→ What this task involves:
Return verbatim the portion of the material below that starts at the line containing "What's the underlying" and ends at its last line.

→ Material for the task:
━━━━━━━━

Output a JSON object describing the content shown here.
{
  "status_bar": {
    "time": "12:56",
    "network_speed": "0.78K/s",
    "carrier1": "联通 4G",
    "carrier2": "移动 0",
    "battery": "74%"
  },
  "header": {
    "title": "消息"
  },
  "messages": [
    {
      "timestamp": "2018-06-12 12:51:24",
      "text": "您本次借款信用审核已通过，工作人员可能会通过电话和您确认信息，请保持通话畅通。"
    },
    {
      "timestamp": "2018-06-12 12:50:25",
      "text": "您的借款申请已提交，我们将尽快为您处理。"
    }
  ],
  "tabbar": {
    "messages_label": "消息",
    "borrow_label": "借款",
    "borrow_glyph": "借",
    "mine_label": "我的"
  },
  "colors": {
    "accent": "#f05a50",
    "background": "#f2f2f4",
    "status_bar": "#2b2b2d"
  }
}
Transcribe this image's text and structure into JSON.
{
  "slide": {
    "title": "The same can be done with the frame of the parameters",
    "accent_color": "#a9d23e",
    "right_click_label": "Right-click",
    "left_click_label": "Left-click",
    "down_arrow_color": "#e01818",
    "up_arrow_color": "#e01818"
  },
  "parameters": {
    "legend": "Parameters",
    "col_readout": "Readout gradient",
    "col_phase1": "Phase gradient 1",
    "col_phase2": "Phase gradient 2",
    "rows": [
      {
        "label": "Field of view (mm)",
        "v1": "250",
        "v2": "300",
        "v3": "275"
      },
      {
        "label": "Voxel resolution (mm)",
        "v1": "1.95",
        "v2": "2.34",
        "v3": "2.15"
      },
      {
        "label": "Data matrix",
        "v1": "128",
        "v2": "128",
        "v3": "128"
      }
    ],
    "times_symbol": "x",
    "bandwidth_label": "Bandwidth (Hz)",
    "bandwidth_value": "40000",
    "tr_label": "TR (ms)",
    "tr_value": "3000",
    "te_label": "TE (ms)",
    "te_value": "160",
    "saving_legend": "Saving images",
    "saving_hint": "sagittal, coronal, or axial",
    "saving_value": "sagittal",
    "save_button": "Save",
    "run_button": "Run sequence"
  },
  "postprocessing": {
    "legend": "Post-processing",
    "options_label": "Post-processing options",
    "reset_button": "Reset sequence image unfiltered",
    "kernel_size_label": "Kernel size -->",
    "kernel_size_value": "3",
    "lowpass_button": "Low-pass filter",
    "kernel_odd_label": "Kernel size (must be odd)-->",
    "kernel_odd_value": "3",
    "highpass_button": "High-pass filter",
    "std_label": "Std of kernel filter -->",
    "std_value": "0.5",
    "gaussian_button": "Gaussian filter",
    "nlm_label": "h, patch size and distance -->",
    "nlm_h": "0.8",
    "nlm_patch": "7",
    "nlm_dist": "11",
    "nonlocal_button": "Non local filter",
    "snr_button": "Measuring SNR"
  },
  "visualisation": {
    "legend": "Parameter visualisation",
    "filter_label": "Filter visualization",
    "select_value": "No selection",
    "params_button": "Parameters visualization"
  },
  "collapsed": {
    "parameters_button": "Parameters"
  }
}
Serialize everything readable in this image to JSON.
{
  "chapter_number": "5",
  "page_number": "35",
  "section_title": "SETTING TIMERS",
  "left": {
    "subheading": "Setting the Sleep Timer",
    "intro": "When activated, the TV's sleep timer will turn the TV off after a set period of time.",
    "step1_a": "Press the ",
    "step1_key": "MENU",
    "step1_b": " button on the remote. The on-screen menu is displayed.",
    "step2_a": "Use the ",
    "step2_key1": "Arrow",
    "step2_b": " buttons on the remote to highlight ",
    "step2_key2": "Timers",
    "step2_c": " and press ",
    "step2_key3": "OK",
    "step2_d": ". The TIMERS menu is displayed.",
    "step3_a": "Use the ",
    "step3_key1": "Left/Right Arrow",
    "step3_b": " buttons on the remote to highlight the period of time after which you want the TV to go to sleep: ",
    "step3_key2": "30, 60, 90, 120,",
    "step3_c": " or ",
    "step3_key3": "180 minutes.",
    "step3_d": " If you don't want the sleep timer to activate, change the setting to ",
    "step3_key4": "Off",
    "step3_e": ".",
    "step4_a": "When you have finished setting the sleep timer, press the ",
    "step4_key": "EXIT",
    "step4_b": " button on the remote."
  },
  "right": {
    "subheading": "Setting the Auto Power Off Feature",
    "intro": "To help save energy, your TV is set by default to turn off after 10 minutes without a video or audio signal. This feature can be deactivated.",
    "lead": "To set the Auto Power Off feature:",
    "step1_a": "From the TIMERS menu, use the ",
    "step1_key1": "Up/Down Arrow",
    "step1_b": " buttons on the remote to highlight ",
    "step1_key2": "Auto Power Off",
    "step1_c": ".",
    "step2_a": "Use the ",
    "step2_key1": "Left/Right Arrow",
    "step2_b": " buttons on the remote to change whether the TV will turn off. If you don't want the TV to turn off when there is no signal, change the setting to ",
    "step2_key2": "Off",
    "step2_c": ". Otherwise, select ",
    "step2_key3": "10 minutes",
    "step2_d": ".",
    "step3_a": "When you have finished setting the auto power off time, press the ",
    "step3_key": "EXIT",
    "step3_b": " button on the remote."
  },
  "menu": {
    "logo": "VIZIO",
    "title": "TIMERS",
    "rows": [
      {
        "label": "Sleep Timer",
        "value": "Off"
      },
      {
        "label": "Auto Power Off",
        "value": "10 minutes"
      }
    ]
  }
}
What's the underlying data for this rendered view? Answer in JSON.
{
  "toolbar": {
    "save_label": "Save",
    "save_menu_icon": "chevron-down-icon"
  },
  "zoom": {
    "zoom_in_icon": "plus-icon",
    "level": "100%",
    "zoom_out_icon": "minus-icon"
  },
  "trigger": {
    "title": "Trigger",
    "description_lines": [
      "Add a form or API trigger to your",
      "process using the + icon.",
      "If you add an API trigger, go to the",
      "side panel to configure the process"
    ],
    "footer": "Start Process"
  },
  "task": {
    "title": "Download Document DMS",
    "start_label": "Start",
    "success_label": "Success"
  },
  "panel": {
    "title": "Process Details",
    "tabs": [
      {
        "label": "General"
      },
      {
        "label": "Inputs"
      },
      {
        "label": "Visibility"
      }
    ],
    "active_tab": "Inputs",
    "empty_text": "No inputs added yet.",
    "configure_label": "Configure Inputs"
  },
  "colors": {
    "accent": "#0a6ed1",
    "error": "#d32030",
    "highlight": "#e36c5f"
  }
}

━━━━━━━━

→ Expected answer:
What's the underlying data for this rendered view? Answer in JSON.
{
  "toolbar": {
    "save_label": "Save",
    "save_menu_icon": "chevron-down-icon"
  },
  "zoom": {
    "zoom_in_icon": "plus-icon",
    "level": "100%",
    "zoom_out_icon": "minus-icon"
  },
  "trigger": {
    "title": "Trigger",
    "description_lines": [
      "Add a form or API trigger to your",
      "process using the + icon.",
      "If you add an API trigger, go to the",
      "side panel to configure the process"
    ],
    "footer": "Start Process"
  },
  "task": {
    "title": "Download Document DMS",
    "start_label": "Start",
    "success_label": "Success"
  },
  "panel": {
    "title": "Process Details",
    "tabs": [
      {
        "label": "General"
      },
      {
        "label": "Inputs"
      },
      {
        "label": "Visibility"
      }
    ],
    "active_tab": "Inputs",
    "empty_text": "No inputs added yet.",
    "configure_label": "Configure Inputs"
  },
  "colors": {
    "accent": "#0a6ed1",
    "error": "#d32030",
    "highlight": "#e36c5f"
  }
}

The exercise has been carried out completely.